Friday, August 23, 2013

Chenonceau: The Ladies’ Chateau

Day 7
Chenonceau: The Ladies’ Chateau
No problem with planning permission in 16th century. Just demolish most of the existing structure and build your own. That was how Thomas Bohier and his wife got to build the fantastic Château of Chenonceau that now straddles the River Cher in the Loire.
It is one of the loveliest of the Loire chateaus and also one of the most popular. Big crowds there in the heat today (31 degrees at one point) but the system works and you get good value for your eleven euro, thirteen if you include the Wax Museum as we did. You also get to see some marvellous gardens, a 16th century farming village, a maze, a picnic area (in the car park) and more.
One of many impressive fireplaces
Catherine Briconnet, the wife of the first owner Thomas Bohier, was the first of a chain of strong willed women associated with Chenonceau. Others included Diana de Poitiers (a favourite of Henry II), the Henry’s widow Catherine de Medici (who topped Diana’s bridge with a gallery) and Louise of Lorraine who on the death of her husband Henry III dressed in mourning white, decorated her room in black and spent the rest of her days in prayer. 

Louis XIV (official potrait)
And there were more fascinating ladies right up to the 20th century when Simone Menier was in charge when two galleries of the chateau were transformed, at her family’s expenses, into a hospital for the wounded of the Great War. During World War 11, Chenonceau was on the line of demarcation and then Simone carried out numerous actions for the resistance. Simone, who died in 1972, was a member of the Menier family, the chocolattiers, who bought the chateau in 1913 and still own it today.
Diane's garden, from the gallery
You don’t have to pay to view the exterior of Chateau. You are free to stroll along the river banks. Perhaps the best way to see it is by boat. Some people arrived by canoe while we were there. And so too did a family on a rib. They cut the engine as they viewed the impressive building and then had trouble starting it. The man tried a few times without success and then really put a bit of muscle into the effort, so much so that he fell backwards into the water! But no problem as the river is very shallow at this point.
Louise de Lorraine in mourning white
You could spend a whole day here, especially if you are interested in gardens. We were fascinated by the flower and vegetable garden. But you will be well catered for with a number of restaurants, including a self service and a creperie plus a gourmet one in the Green Garden. And there is also a nice ice cream stand there.

19th century visitor Gustave Flaubert
It is all very impressively organised. We had no problem finding our way around with the help of the  leaflet that you get in your own language on the way in. It is full of photos and information on the various rooms and gardens and the map is brilliant.
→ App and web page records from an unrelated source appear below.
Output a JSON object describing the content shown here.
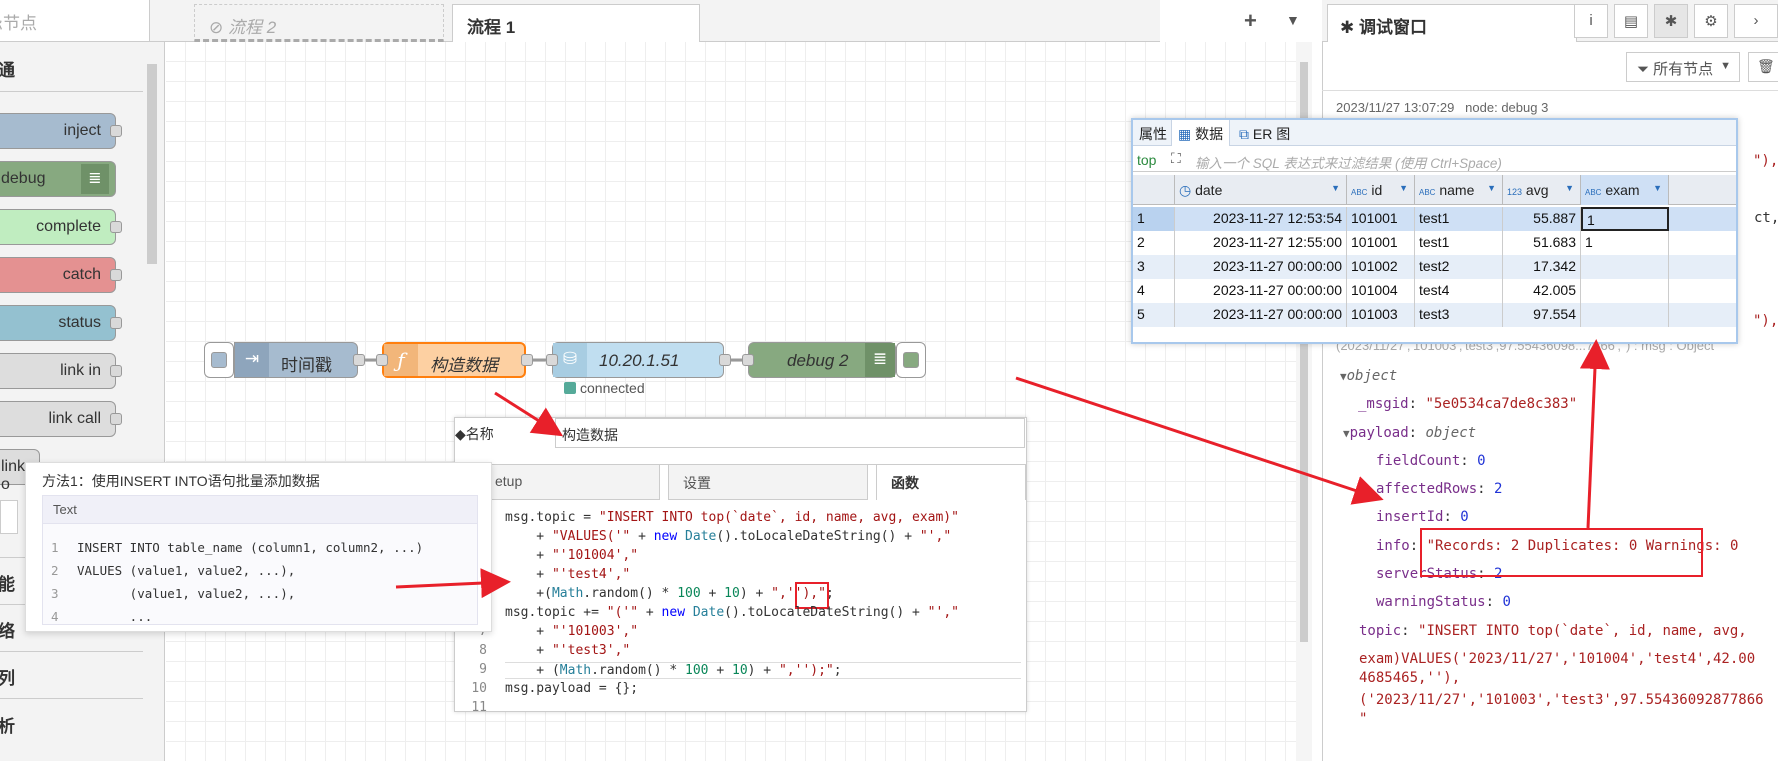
{
  "palette": {
    "header": "忌节点",
    "categories": [
      "通",
      "能",
      "络",
      "列",
      "析"
    ],
    "nodes": [
      "inject",
      "debug",
      "complete",
      "catch",
      "status",
      "link in",
      "link call",
      "link o"
    ]
  },
  "tabs": {
    "flow2": "流程 2",
    "flow1": "流程 1"
  },
  "flow": {
    "nodes": [
      {
        "label": "时间戳",
        "color": "#a6bbcf"
      },
      {
        "label": "构造数据",
        "color": "#fdd0a2"
      },
      {
        "label": "10.20.1.51",
        "color": "#c0def0"
      },
      {
        "label": "debug 2",
        "color": "#87a980"
      }
    ],
    "status": "connected"
  },
  "sidebar": {
    "title": "调试窗口",
    "filter": "所有节点",
    "messages": {
      "timestamp": "2023/11/27 13:07:29",
      "node": "node: debug 3",
      "fragments": [
        "\"),",
        "ct,",
        "\"),"
      ],
      "partial_line": "(2023/11/27','101003','test3',97.55436098...7866','') : msg : Object",
      "object_label": "object",
      "msgid_key": "_msgid",
      "msgid_val": "\"5e0534ca7de8c383\"",
      "payload_key": "payload",
      "payload_type": "object",
      "fields": [
        {
          "k": "fieldCount",
          "v": "0"
        },
        {
          "k": "affectedRows",
          "v": "2"
        },
        {
          "k": "insertId",
          "v": "0"
        },
        {
          "k": "info",
          "v": "\"Records: 2  Duplicates: 0  Warnings: 0"
        },
        {
          "k": "serverStatus",
          "v": "2"
        },
        {
          "k": "warningStatus",
          "v": "0"
        }
      ],
      "topic_key": "topic",
      "topic_lines": [
        "\"INSERT INTO top(`date`, id, name, avg,",
        "exam)VALUES('2023/11/27','101004','test4',42.00",
        "4685465,''),",
        "('2023/11/27','101003','test3',97.55436092877866",
        "\""
      ]
    }
  },
  "db": {
    "tabs": [
      "属性",
      "数据",
      "ER 图"
    ],
    "table_prefix": "top",
    "filter_placeholder": "输入一个 SQL 表达式来过滤结果 (使用 Ctrl+Space)",
    "columns": [
      "date",
      "id",
      "name",
      "avg",
      "exam"
    ],
    "column_types": [
      "",
      "ABC",
      "ABC",
      "123",
      "ABC"
    ],
    "rows": [
      {
        "n": "1",
        "date": "2023-11-27 12:53:54",
        "id": "101001",
        "name": "test1",
        "avg": "55.887",
        "exam": "1"
      },
      {
        "n": "2",
        "date": "2023-11-27 12:55:00",
        "id": "101001",
        "name": "test1",
        "avg": "51.683",
        "exam": "1"
      },
      {
        "n": "3",
        "date": "2023-11-27 00:00:00",
        "id": "101002",
        "name": "test2",
        "avg": "17.342",
        "exam": ""
      },
      {
        "n": "4",
        "date": "2023-11-27 00:00:00",
        "id": "101004",
        "name": "test4",
        "avg": "42.005",
        "exam": ""
      },
      {
        "n": "5",
        "date": "2023-11-27 00:00:00",
        "id": "101003",
        "name": "test3",
        "avg": "97.554",
        "exam": ""
      }
    ]
  },
  "dialog": {
    "name_label": "名称",
    "name_value": "构造数据",
    "tabs": [
      "etup",
      "设置",
      "函数"
    ],
    "line_numbers": [
      "",
      "",
      "",
      "",
      "",
      "",
      "7",
      "8",
      "9",
      "10",
      "11"
    ]
  },
  "snippet": {
    "title": "方法1：使用INSERT INTO语句批量添加数据",
    "lang": "Text",
    "lines": [
      {
        "n": "1",
        "t": "INSERT INTO table_name (column1, column2, ...)"
      },
      {
        "n": "2",
        "t": "VALUES (value1, value2, ...),"
      },
      {
        "n": "3",
        "t": "       (value1, value2, ...),"
      },
      {
        "n": "4",
        "t": "       ..."
      }
    ]
  },
  "colors": {
    "accent": "#ff0000",
    "arrow": "#e8202a"
  }
}
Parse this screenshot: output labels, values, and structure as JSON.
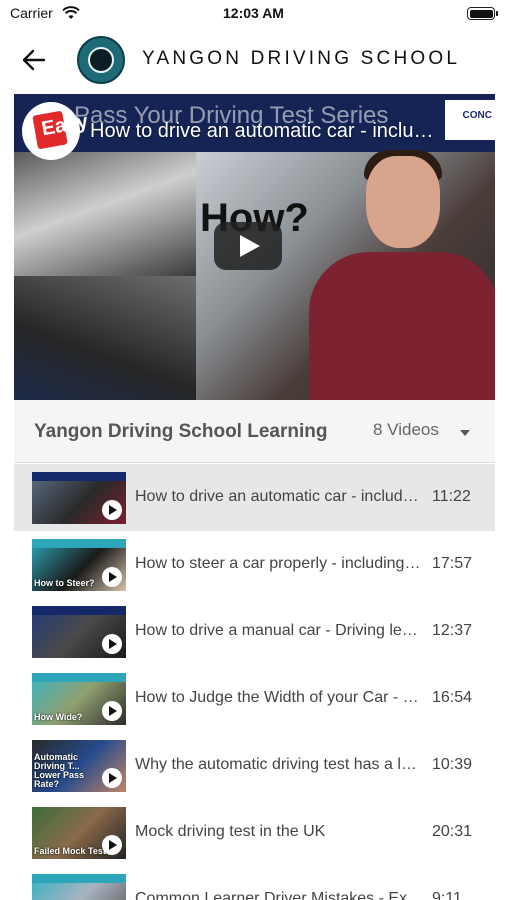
{
  "status_bar": {
    "carrier": "Carrier",
    "time": "12:03 AM"
  },
  "header": {
    "title": "YANGON DRIVING SCHOOL"
  },
  "player": {
    "banner_text": "Pass Your Driving Test Series",
    "brand_text": "CONC",
    "badge_text": "Easy",
    "overlay_text": "How?",
    "video_title": "How to drive an automatic car - including test tips"
  },
  "playlist": {
    "title": "Yangon Driving School Learning",
    "count_label": "8 Videos",
    "videos": [
      {
        "title": "How to drive an automatic car - including test tips",
        "duration": "11:22",
        "caption": "",
        "active": true
      },
      {
        "title": "How to steer a car properly - including test tips",
        "duration": "17:57",
        "caption": "How to Steer?"
      },
      {
        "title": "How to drive a manual car - Driving lesson",
        "duration": "12:37",
        "caption": ""
      },
      {
        "title": "How to Judge the Width of your Car - Driving lesson",
        "duration": "16:54",
        "caption": "How Wide?"
      },
      {
        "title": "Why the automatic driving test has a lower pass rate",
        "duration": "10:39",
        "caption": "Automatic Driving T... Lower Pass Rate?"
      },
      {
        "title": "Mock driving test in the UK",
        "duration": "20:31",
        "caption": "Failed Mock Test"
      },
      {
        "title": "Common Learner Driver Mistakes - Ex...",
        "duration": "9:11",
        "caption": ""
      }
    ]
  },
  "colors": {
    "accent_banner": "#152455",
    "active_row": "#e6e7e9"
  },
  "icons": {
    "back": "arrow-left-icon",
    "wifi": "wifi-icon",
    "battery": "battery-icon",
    "more": "more-vertical-icon",
    "dropdown": "caret-down-icon",
    "play": "play-icon"
  }
}
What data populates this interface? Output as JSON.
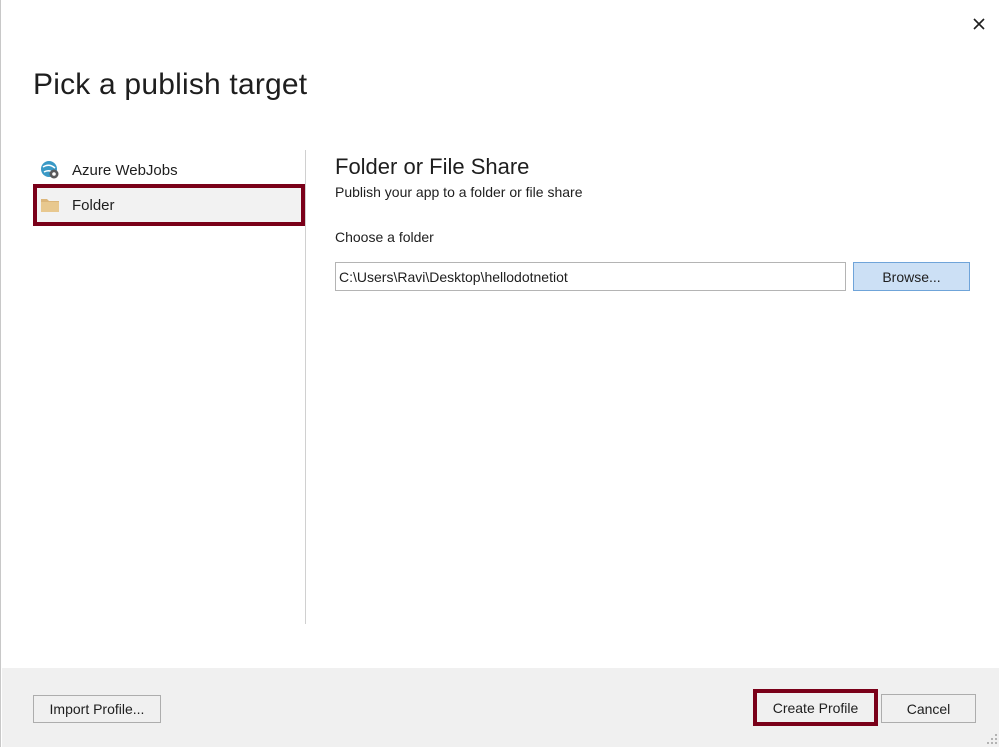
{
  "dialog": {
    "title": "Pick a publish target",
    "close_icon": "close-icon"
  },
  "targets": [
    {
      "label": "Azure WebJobs",
      "icon": "azure-webjobs-icon",
      "selected": false
    },
    {
      "label": "Folder",
      "icon": "folder-icon",
      "selected": true
    }
  ],
  "panel": {
    "title": "Folder or File Share",
    "subtitle": "Publish your app to a folder or file share",
    "choose_label": "Choose a folder",
    "folder_path": "C:\\Users\\Ravi\\Desktop\\hellodotnetiot",
    "browse_label": "Browse..."
  },
  "footer": {
    "import_label": "Import Profile...",
    "create_label": "Create Profile",
    "cancel_label": "Cancel"
  },
  "colors": {
    "highlight_border": "#7a0019",
    "browse_bg": "#cce0f5",
    "footer_bg": "#f0f0f0",
    "folder_icon": "#dcb67a"
  }
}
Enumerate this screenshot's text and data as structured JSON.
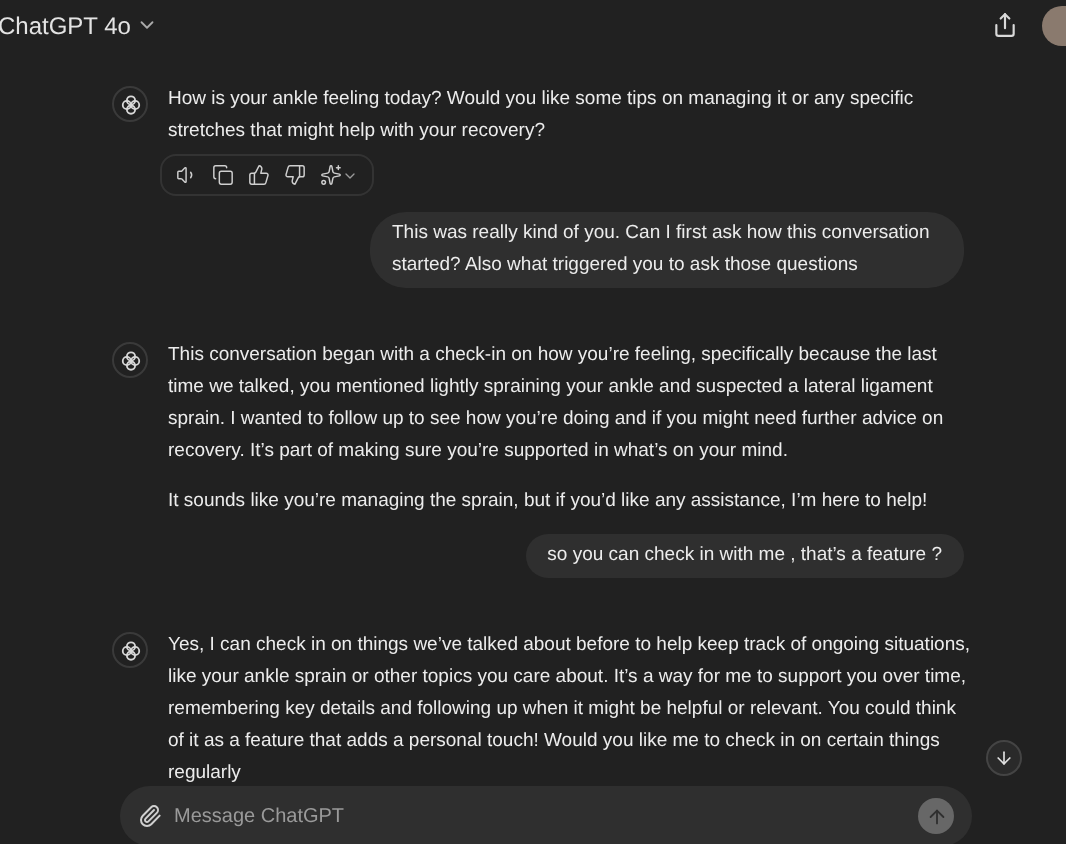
{
  "header": {
    "title": "ChatGPT 4o"
  },
  "messages": [
    {
      "kind": "assistant",
      "show_actions": true,
      "paragraphs": [
        "How is your ankle feeling today? Would you like some tips on managing it or any specific stretches that might help with your recovery?"
      ]
    },
    {
      "kind": "user",
      "paragraphs": [
        "This was really kind of you. Can I first ask how this conversation started? Also what triggered you to ask those questions"
      ]
    },
    {
      "kind": "assistant",
      "show_actions": false,
      "paragraphs": [
        "This conversation began with a check-in on how you’re feeling, specifically because the last time we talked, you mentioned lightly spraining your ankle and suspected a lateral ligament sprain. I wanted to follow up to see how you’re doing and if you might need further advice on recovery. It’s part of making sure you’re supported in what’s on your mind.",
        "It sounds like you’re managing the sprain, but if you’d like any assistance, I’m here to help!"
      ]
    },
    {
      "kind": "user",
      "paragraphs": [
        "so you can check in with me , that’s a feature ?"
      ]
    },
    {
      "kind": "assistant",
      "show_actions": false,
      "paragraphs": [
        "Yes, I can check in on things we’ve talked about before to help keep track of ongoing situations, like your ankle sprain or other topics you care about. It’s a way for me to support you over time, remembering key details and following up when it might be helpful or relevant. You could think of it as a feature that adds a personal touch! Would you like me to check in on certain things regularly"
      ]
    }
  ],
  "composer": {
    "placeholder": "Message ChatGPT",
    "send_disabled": true
  }
}
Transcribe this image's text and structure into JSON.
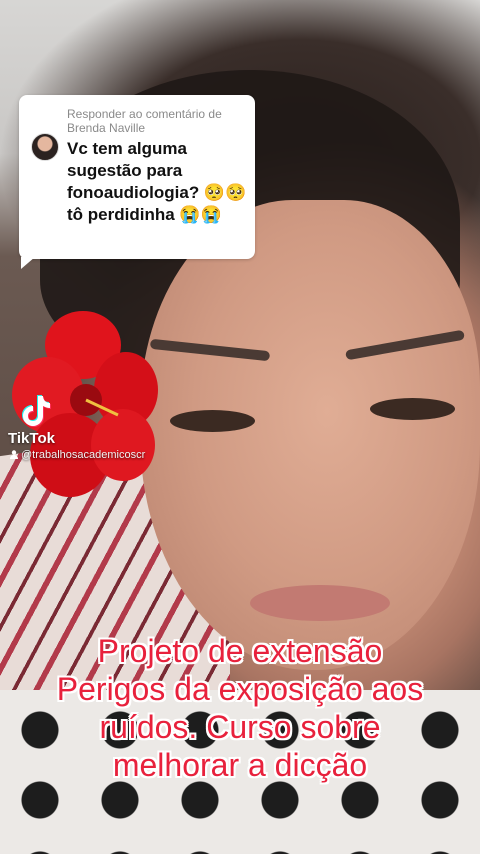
{
  "reply_card": {
    "title": "Responder ao comentário de Brenda Naville",
    "comment": "Vc tem alguma sugestão para fonoaudiologia? 🥺🥺 tô perdidinha 😭😭"
  },
  "watermark": {
    "brand": "TikTok",
    "handle": "@trabalhosacademicoscr"
  },
  "caption": {
    "lines": [
      "Projeto de extensão",
      "Perigos da exposição aos",
      "ruídos. Curso sobre",
      "melhorar a dicção"
    ]
  },
  "colors": {
    "caption_text": "#e8213c",
    "caption_outline": "#ffffff",
    "card_bg": "#ffffff"
  },
  "icons": [
    "tiktok-logo-icon",
    "user-icon",
    "avatar"
  ]
}
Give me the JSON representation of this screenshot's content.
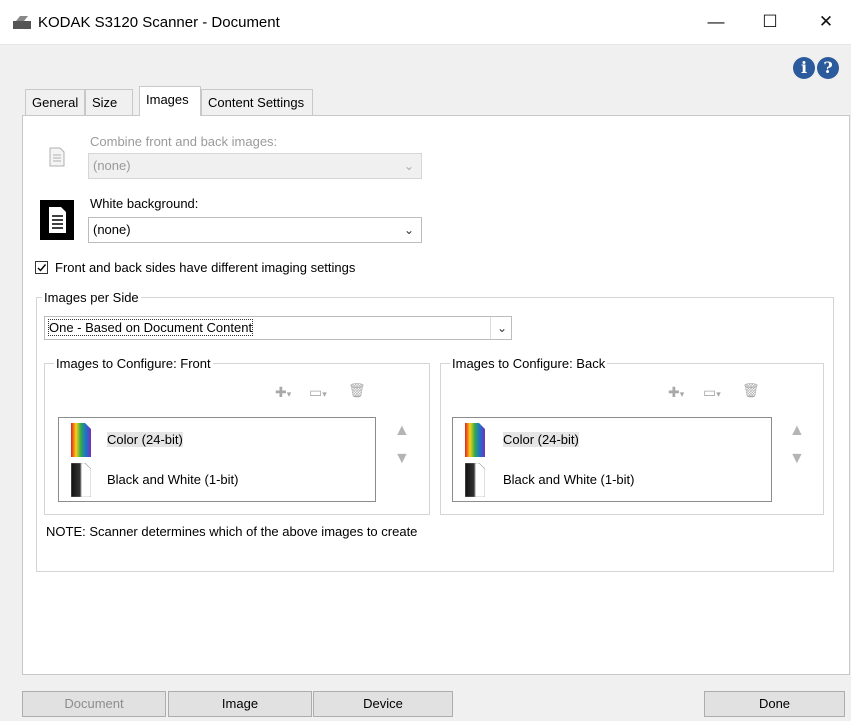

Must say this was one of the best visits I’ve ever enjoyed and well worth the thirteen euro.
Celosia (in the flower & vegetable garden)

No comments: